Many prisoners who pose low or moderate risk will also have personality disorder and most will receive little or no intervention and will be managed by staff who are often not adequately trained for this task.39

38.Initiatives such as integrated healthcare, the trauma-informed approach in the women’s estate, SECURESTAIRS in the youth estate, and the intensive programmes used on the Offender Personality Disorder pathway, are all welcome as far as they go. The comparatively few such services as yet provided within the youth estate have been relatively recently introduced.

39.The NHS should expand on its work to commission integrated healthcare across all three estates so that prisoners can access proper physical and mental healthcare services at primary and secondary level as appropriate and without undue delay.

40.As the covid-19 restrictions in prisons are released, HMPPS (including the Youth Custody Service), should have plans ready for how it will reinvigorate its measures to control unwelcome and unintended issues such as substance abuse and violence in prisons.

22 Practice Plus Group is commissioned to provide healthcare including mental health in over 50 prisons in England

23 Practice Plus Group (MHP0016)

26 Royal College of Psychiatrists (MHP0052)

27 Centre for Mental Health, The future of prison mental health care in England, June 2021, p 16

28 Ibid p 16

30 Practice Plus Group (MHP0016)

31 Prison Governors Association (MHP0057)

34 Ministry of Justice, Female Offender Strategy, 2018, p 27

35 Justice Committee, Women in prison inquiry, accessed 15 July 2021

36 Children and Young People in Custody (part 2): The Youth Secure Estate and Resettlement, Sixteenth Report of Session 2019–21, HC 922, February 2021, pp 12–16. See also Children and Young People in Custody (part 1): Entry into the youth justice system, Twelfth Report of Session 2019–21, HC 306, November 2020
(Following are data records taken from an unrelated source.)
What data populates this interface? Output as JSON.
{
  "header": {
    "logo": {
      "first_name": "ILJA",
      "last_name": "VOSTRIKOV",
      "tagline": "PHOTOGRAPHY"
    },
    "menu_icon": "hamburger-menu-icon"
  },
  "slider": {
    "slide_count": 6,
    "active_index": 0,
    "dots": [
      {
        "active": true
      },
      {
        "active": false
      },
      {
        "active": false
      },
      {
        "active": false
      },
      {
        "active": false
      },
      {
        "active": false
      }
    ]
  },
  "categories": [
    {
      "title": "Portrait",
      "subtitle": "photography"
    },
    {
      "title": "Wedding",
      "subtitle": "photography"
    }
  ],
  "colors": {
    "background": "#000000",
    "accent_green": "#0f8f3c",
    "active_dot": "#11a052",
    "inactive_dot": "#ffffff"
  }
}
37 Ibid, p 14




Published: 29 September 2021 Site information    Accessibility statement